_What the task asks_
Copy every line of the data that includes the string "icon".

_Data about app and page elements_
○ ○ ○ ○ ○

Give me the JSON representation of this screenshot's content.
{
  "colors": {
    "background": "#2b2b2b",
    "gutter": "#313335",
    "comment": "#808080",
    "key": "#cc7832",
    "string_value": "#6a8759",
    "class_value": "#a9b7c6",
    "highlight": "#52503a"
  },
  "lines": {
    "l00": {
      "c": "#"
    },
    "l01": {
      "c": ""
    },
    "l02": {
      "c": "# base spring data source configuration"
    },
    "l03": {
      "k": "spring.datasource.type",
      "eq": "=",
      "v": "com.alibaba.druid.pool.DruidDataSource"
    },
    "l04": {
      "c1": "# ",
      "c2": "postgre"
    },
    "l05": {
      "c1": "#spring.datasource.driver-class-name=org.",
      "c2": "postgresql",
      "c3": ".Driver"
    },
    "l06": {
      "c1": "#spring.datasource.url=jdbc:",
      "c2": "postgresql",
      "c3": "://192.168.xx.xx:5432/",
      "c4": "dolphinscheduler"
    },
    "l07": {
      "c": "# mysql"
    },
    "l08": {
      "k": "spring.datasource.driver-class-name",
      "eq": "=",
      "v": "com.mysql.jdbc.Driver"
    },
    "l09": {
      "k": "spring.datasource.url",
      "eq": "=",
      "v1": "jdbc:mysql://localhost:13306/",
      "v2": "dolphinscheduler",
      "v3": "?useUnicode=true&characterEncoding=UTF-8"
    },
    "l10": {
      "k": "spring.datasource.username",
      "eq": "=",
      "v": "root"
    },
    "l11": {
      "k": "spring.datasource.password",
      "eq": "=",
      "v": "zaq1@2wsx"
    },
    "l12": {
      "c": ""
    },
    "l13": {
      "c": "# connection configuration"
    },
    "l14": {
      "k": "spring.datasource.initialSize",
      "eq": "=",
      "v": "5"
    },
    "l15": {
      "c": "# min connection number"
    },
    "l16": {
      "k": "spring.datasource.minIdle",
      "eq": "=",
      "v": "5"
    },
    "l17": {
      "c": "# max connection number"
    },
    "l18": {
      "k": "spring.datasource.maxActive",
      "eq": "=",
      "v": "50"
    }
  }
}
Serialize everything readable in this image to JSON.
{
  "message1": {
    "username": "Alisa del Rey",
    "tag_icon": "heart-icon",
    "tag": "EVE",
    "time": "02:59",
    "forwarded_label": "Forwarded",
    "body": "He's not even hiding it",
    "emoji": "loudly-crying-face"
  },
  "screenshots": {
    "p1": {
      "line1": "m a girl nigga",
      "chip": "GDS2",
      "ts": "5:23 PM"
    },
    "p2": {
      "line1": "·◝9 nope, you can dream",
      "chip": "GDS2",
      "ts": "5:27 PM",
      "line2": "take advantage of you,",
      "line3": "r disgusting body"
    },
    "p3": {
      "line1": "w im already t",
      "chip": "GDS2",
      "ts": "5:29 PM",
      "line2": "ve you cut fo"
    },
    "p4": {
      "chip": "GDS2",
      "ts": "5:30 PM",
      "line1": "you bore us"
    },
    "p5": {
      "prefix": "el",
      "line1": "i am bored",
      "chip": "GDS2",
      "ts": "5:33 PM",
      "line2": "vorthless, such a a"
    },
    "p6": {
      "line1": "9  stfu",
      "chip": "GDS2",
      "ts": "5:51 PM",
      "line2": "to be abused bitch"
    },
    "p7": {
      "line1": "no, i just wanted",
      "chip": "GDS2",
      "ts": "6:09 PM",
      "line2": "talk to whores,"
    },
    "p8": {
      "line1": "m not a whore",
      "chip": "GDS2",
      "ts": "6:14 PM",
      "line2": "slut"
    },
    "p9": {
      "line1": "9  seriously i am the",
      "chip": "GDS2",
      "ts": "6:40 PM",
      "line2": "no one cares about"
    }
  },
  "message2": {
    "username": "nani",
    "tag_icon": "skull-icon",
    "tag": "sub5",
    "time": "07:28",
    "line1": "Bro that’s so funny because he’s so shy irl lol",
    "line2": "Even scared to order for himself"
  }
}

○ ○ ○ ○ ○

_Solution to this task_
    "tag_icon": "heart-icon",
    "tag_icon": "skull-icon",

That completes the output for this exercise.